Data:
————

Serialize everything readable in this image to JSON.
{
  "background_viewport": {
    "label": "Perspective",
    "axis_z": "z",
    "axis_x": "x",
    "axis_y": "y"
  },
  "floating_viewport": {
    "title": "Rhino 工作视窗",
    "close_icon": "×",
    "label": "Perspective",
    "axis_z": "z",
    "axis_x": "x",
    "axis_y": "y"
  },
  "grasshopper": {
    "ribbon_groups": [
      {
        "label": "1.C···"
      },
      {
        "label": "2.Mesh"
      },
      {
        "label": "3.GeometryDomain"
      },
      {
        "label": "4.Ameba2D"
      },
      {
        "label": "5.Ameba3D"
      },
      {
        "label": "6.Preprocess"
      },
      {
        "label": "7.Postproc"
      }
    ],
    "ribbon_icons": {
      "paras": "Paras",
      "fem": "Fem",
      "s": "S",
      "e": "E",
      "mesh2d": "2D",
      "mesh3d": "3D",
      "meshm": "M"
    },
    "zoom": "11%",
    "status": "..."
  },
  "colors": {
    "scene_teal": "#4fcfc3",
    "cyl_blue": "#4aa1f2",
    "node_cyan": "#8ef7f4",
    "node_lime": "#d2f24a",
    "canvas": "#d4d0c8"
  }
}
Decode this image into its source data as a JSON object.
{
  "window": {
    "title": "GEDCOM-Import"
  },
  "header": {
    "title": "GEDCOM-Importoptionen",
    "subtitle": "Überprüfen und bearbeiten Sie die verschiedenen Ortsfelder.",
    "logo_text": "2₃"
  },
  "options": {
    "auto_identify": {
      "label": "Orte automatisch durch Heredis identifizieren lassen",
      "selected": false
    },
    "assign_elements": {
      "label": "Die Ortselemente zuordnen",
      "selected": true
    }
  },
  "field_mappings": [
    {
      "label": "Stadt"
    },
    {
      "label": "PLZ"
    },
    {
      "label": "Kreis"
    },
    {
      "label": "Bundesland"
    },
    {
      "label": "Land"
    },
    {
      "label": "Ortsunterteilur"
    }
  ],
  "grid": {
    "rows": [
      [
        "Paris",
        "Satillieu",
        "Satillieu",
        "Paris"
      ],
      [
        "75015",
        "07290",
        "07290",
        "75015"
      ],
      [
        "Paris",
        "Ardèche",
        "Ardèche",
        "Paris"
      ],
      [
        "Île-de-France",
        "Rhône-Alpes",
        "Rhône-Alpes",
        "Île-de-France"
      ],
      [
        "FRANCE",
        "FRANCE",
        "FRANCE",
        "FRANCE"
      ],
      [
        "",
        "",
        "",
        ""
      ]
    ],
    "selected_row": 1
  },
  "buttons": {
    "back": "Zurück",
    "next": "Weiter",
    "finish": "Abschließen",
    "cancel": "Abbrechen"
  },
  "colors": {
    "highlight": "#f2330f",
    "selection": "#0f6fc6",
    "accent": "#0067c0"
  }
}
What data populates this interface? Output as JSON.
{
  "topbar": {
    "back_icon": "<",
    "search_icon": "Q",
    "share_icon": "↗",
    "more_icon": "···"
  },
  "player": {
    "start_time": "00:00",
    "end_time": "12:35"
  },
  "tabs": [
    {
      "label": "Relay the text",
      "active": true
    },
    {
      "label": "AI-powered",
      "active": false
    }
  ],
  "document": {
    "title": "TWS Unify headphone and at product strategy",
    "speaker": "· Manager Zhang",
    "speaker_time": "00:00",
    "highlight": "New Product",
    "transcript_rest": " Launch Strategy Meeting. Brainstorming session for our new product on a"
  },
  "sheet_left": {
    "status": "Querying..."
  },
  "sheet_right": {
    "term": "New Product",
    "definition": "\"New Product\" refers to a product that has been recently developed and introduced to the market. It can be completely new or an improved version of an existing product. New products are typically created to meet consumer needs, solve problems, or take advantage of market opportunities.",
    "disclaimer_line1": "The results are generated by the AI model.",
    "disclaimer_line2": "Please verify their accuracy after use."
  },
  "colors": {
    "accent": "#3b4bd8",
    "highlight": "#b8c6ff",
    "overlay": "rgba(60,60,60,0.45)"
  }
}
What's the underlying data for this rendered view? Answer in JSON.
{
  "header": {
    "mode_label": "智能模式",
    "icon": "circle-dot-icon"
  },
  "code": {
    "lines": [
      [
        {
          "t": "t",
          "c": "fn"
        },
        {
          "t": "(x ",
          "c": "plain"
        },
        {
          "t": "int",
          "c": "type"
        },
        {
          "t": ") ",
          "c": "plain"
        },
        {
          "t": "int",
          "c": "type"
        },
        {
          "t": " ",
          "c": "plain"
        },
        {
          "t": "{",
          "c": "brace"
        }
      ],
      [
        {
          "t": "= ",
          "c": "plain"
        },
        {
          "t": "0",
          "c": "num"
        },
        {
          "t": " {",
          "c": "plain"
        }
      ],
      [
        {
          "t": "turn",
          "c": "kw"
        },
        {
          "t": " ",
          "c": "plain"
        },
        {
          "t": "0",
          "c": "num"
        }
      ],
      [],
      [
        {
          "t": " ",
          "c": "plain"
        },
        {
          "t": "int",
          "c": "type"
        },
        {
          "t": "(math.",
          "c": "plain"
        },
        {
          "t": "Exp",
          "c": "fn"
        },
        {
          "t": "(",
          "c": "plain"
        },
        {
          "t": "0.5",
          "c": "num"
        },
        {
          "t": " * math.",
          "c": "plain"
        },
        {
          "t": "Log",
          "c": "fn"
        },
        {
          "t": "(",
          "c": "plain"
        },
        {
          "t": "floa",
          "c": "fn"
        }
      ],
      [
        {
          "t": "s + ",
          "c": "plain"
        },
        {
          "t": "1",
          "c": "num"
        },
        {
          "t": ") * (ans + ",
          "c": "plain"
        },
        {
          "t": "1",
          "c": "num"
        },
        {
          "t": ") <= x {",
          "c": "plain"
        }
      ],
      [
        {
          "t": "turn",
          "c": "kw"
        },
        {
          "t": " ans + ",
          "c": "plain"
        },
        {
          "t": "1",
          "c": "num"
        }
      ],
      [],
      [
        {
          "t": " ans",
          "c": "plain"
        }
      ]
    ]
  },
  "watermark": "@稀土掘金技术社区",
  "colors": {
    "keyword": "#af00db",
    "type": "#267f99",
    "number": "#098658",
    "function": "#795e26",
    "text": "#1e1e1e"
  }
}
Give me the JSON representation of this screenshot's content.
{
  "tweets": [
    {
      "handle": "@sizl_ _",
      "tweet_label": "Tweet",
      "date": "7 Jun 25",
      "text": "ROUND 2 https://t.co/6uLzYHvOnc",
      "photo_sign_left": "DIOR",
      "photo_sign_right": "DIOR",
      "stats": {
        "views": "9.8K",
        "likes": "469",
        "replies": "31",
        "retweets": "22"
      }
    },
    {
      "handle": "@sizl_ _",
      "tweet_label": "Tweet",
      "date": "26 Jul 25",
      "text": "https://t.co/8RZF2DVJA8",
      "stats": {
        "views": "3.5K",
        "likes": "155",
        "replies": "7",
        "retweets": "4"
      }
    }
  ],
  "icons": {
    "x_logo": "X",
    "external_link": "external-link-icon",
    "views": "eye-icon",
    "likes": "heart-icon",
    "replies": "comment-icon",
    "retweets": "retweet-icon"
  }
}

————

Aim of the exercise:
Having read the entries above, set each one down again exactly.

Exercise answer:
Serialize everything readable in this image to JSON.
{
  "background_viewport": {
    "label": "Perspective",
    "axis_z": "z",
    "axis_x": "x",
    "axis_y": "y"
  },
  "floating_viewport": {
    "title": "Rhino 工作视窗",
    "close_icon": "×",
    "label": "Perspective",
    "axis_z": "z",
    "axis_x": "x",
    "axis_y": "y"
  },
  "grasshopper": {
    "ribbon_groups": [
      {
        "label": "1.C···"
      },
      {
        "label": "2.Mesh"
      },
      {
        "label": "3.GeometryDomain"
      },
      {
        "label": "4.Ameba2D"
      },
      {
        "label": "5.Ameba3D"
      },
      {
        "label": "6.Preprocess"
      },
      {
        "label": "7.Postproc"
      }
    ],
    "ribbon_icons": {
      "paras": "Paras",
      "fem": "Fem",
      "s": "S",
      "e": "E",
      "mesh2d": "2D",
      "mesh3d": "3D",
      "meshm": "M"
    },
    "zoom": "11%",
    "status": "..."
  },
  "colors": {
    "scene_teal": "#4fcfc3",
    "cyl_blue": "#4aa1f2",
    "node_cyan": "#8ef7f4",
    "node_lime": "#d2f24a",
    "canvas": "#d4d0c8"
  }
}
Decode this image into its source data as a JSON object.
{
  "window": {
    "title": "GEDCOM-Import"
  },
  "header": {
    "title": "GEDCOM-Importoptionen",
    "subtitle": "Überprüfen und bearbeiten Sie die verschiedenen Ortsfelder.",
    "logo_text": "2₃"
  },
  "options": {
    "auto_identify": {
      "label": "Orte automatisch durch Heredis identifizieren lassen",
      "selected": false
    },
    "assign_elements": {
      "label": "Die Ortselemente zuordnen",
      "selected": true
    }
  },
  "field_mappings": [
    {
      "label": "Stadt"
    },
    {
      "label": "PLZ"
    },
    {
      "label": "Kreis"
    },
    {
      "label": "Bundesland"
    },
    {
      "label": "Land"
    },
    {
      "label": "Ortsunterteilur"
    }
  ],
  "grid": {
    "rows": [
      [
        "Paris",
        "Satillieu",
        "Satillieu",
        "Paris"
      ],
      [
        "75015",
        "07290",
        "07290",
        "75015"
      ],
      [
        "Paris",
        "Ardèche",
        "Ardèche",
        "Paris"
      ],
      [
        "Île-de-France",
        "Rhône-Alpes",
        "Rhône-Alpes",
        "Île-de-France"
      ],
      [
        "FRANCE",
        "FRANCE",
        "FRANCE",
        "FRANCE"
      ],
      [
        "",
        "",
        "",
        ""
      ]
    ],
    "selected_row": 1
  },
  "buttons": {
    "back": "Zurück",
    "next": "Weiter",
    "finish": "Abschließen",
    "cancel": "Abbrechen"
  },
  "colors": {
    "highlight": "#f2330f",
    "selection": "#0f6fc6",
    "accent": "#0067c0"
  }
}
What data populates this interface? Output as JSON.
{
  "topbar": {
    "back_icon": "<",
    "search_icon": "Q",
    "share_icon": "↗",
    "more_icon": "···"
  },
  "player": {
    "start_time": "00:00",
    "end_time": "12:35"
  },
  "tabs": [
    {
      "label": "Relay the text",
      "active": true
    },
    {
      "label": "AI-powered",
      "active": false
    }
  ],
  "document": {
    "title": "TWS Unify headphone and at product strategy",
    "speaker": "· Manager Zhang",
    "speaker_time": "00:00",
    "highlight": "New Product",
    "transcript_rest": " Launch Strategy Meeting. Brainstorming session for our new product on a"
  },
  "sheet_left": {
    "status": "Querying..."
  },
  "sheet_right": {
    "term": "New Product",
    "definition": "\"New Product\" refers to a product that has been recently developed and introduced to the market. It can be completely new or an improved version of an existing product. New products are typically created to meet consumer needs, solve problems, or take advantage of market opportunities.",
    "disclaimer_line1": "The results are generated by the AI model.",
    "disclaimer_line2": "Please verify their accuracy after use."
  },
  "colors": {
    "accent": "#3b4bd8",
    "highlight": "#b8c6ff",
    "overlay": "rgba(60,60,60,0.45)"
  }
}
What's the underlying data for this rendered view? Answer in JSON.
{
  "header": {
    "mode_label": "智能模式",
    "icon": "circle-dot-icon"
  },
  "code": {
    "lines": [
      [
        {
          "t": "t",
          "c": "fn"
        },
        {
          "t": "(x ",
          "c": "plain"
        },
        {
          "t": "int",
          "c": "type"
        },
        {
          "t": ") ",
          "c": "plain"
        },
        {
          "t": "int",
          "c": "type"
        },
        {
          "t": " ",
          "c": "plain"
        },
        {
          "t": "{",
          "c": "brace"
        }
      ],
      [
        {
          "t": "= ",
          "c": "plain"
        },
        {
          "t": "0",
          "c": "num"
        },
        {
          "t": " {",
          "c": "plain"
        }
      ],
      [
        {
          "t": "turn",
          "c": "kw"
        },
        {
          "t": " ",
          "c": "plain"
        },
        {
          "t": "0",
          "c": "num"
        }
      ],
      [],
      [
        {
          "t": " ",
          "c": "plain"
        },
        {
          "t": "int",
          "c": "type"
        },
        {
          "t": "(math.",
          "c": "plain"
        },
        {
          "t": "Exp",
          "c": "fn"
        },
        {
          "t": "(",
          "c": "plain"
        },
        {
          "t": "0.5",
          "c": "num"
        },
        {
          "t": " * math.",
          "c": "plain"
        },
        {
          "t": "Log",
          "c": "fn"
        },
        {
          "t": "(",
          "c": "plain"
        },
        {
          "t": "floa",
          "c": "fn"
        }
      ],
      [
        {
          "t": "s + ",
          "c": "plain"
        },
        {
          "t": "1",
          "c": "num"
        },
        {
          "t": ") * (ans + ",
          "c": "plain"
        },
        {
          "t": "1",
          "c": "num"
        },
        {
          "t": ") <= x {",
          "c": "plain"
        }
      ],
      [
        {
          "t": "turn",
          "c": "kw"
        },
        {
          "t": " ans + ",
          "c": "plain"
        },
        {
          "t": "1",
          "c": "num"
        }
      ],
      [],
      [
        {
          "t": " ans",
          "c": "plain"
        }
      ]
    ]
  },
  "watermark": "@稀土掘金技术社区",
  "colors": {
    "keyword": "#af00db",
    "type": "#267f99",
    "number": "#098658",
    "function": "#795e26",
    "text": "#1e1e1e"
  }
}
Give me the JSON representation of this screenshot's content.
{
  "tweets": [
    {
      "handle": "@sizl_ _",
      "tweet_label": "Tweet",
      "date": "7 Jun 25",
      "text": "ROUND 2 https://t.co/6uLzYHvOnc",
      "photo_sign_left": "DIOR",
      "photo_sign_right": "DIOR",
      "stats": {
        "views": "9.8K",
        "likes": "469",
        "replies": "31",
        "retweets": "22"
      }
    },
    {
      "handle": "@sizl_ _",
      "tweet_label": "Tweet",
      "date": "26 Jul 25",
      "text": "https://t.co/8RZF2DVJA8",
      "stats": {
        "views": "3.5K",
        "likes": "155",
        "replies": "7",
        "retweets": "4"
      }
    }
  ],
  "icons": {
    "x_logo": "X",
    "external_link": "external-link-icon",
    "views": "eye-icon",
    "likes": "heart-icon",
    "replies": "comment-icon",
    "retweets": "retweet-icon"
  }
}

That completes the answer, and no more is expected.